U.S. Top 10 Value-D Brands
1. Amazon 157
2. Crest 136
3. Coca-Cola 134
4. Folgers 133 Continue reading
Retailer loyalty programs are fixture for many top chains. Many invest significant money and time in building robust data systems and complex analytic approaches.
Safeway has decided to invest in an executive resource. It has promoted Mir Aamir to president, customer loyalty and digital technologies. He reports to CMO Diane Dietz.
Elevating responsibility for loyalty and digital marketing is the right move. The Achilles’ heels of many programs arise out of two areas: being too siloed and neglecting the shopper experience. Aamir has the opportunity to make an impact in both of these areas at Safeway. Here are a few ways. Continue reading
The Hanifin Loyalty Blog suggests we’ve reached a tipping point with loyalty rewards. Because there are so many loyalty programs that take too long to accumulate points, shoppers are devaluing them.
While this may be true with some retailers, such as those on the shopper’s margin, it is not true for all. Here are some reasons why:
1. There is a big difference between frequently and infrequently used retailers. For the average shopper, the utility of points owned at a bookstore pales compared to points earned at a grocery or big box retailer. The same is true for points earned on, say, American Express. Continue reading
Nikki Baird of RSR Research points out the difference between retailers practicing personalization and relevancy. Personalization can be selfish when the motive is simply to sell more. Relevancy can be noble when the desire is to satisfy more.
This is a great observation and a common pitfall with personalization. How can retailers use relevance (or personalization) to present offers that truly help shoppers?
Shoppers say they they most value offers on items they regularly buy, offers related to personal events, and recommendations on relevant new items, according to a recent IBM survey of 30K shoppers (Institute for Business Value 2011). Continue reading

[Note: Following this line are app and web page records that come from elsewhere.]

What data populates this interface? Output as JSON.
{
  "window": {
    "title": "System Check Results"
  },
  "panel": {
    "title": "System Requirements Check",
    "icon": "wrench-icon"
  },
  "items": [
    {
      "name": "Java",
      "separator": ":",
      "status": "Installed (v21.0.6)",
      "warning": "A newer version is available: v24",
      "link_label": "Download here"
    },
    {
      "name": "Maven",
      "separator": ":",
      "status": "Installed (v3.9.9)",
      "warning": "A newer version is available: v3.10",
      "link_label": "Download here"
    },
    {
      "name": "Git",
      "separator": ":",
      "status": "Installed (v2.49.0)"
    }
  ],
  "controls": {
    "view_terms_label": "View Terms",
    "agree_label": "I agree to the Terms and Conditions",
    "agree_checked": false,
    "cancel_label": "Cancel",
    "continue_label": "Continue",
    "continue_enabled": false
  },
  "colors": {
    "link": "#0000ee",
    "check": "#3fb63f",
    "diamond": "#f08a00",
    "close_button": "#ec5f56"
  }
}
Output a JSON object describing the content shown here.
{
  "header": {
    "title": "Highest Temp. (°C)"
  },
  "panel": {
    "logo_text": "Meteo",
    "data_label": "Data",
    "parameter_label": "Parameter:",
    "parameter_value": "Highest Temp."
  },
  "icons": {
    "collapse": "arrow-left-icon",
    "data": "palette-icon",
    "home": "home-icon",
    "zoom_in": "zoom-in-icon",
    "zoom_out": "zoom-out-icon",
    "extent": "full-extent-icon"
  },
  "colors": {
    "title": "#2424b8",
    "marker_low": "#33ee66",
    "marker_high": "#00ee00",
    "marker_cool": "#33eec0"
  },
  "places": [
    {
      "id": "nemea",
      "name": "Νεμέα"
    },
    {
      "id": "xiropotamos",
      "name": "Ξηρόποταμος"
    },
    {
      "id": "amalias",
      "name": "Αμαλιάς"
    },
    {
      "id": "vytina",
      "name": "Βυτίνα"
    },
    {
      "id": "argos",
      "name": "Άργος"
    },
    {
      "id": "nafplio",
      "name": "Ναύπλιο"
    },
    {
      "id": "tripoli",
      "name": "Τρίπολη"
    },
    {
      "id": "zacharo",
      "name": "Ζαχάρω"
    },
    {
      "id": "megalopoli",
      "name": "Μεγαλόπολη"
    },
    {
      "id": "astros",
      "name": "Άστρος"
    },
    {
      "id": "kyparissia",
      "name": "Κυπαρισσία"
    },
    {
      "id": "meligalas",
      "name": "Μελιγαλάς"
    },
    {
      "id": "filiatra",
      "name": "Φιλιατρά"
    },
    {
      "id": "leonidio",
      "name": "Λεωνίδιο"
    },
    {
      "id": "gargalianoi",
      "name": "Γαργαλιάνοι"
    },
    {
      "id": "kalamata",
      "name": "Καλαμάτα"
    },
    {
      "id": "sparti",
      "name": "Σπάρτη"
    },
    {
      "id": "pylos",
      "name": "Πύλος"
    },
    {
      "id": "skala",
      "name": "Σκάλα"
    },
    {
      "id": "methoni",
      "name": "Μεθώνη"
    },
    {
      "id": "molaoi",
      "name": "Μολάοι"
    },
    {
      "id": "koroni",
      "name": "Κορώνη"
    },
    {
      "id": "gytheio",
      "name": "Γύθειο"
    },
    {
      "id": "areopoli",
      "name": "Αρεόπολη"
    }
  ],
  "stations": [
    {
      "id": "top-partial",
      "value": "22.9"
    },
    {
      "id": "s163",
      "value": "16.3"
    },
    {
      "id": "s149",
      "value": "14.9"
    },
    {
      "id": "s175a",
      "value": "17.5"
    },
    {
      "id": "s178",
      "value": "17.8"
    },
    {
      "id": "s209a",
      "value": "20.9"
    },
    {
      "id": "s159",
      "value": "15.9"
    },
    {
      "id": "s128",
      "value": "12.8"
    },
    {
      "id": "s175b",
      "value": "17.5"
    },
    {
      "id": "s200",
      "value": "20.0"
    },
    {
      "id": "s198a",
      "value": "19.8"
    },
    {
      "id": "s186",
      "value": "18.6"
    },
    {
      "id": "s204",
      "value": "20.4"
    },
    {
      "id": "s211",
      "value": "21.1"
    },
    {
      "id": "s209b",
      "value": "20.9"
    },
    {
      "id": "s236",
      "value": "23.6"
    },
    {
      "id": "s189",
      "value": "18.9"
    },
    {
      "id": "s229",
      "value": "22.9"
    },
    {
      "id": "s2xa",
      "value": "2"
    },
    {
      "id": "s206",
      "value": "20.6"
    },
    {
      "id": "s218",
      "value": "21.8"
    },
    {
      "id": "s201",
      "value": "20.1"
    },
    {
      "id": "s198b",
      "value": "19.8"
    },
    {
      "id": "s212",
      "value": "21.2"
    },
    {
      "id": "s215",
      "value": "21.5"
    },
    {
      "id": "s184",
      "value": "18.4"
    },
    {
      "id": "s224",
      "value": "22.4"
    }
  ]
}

The 15th annual Brand Keys Customer Loyalty Engagement Index (CLEI). asserts that loyalty is alive and well. It’s a significant survey of 46,000 consumers between 18 and 65. But if we only paid attention to CLEI in assessing brand loyalty, we’d miss the bigger picture.
It’s true that consumers have greater choice than ever in the channels they frequent, services they subscribe to, and, despite SKU-reduction initiatives, in the products they buy. Robert Passikoff, President of Brand Keys, notes winning brands share common factors of (1) innovation and (2) experience: Continue reading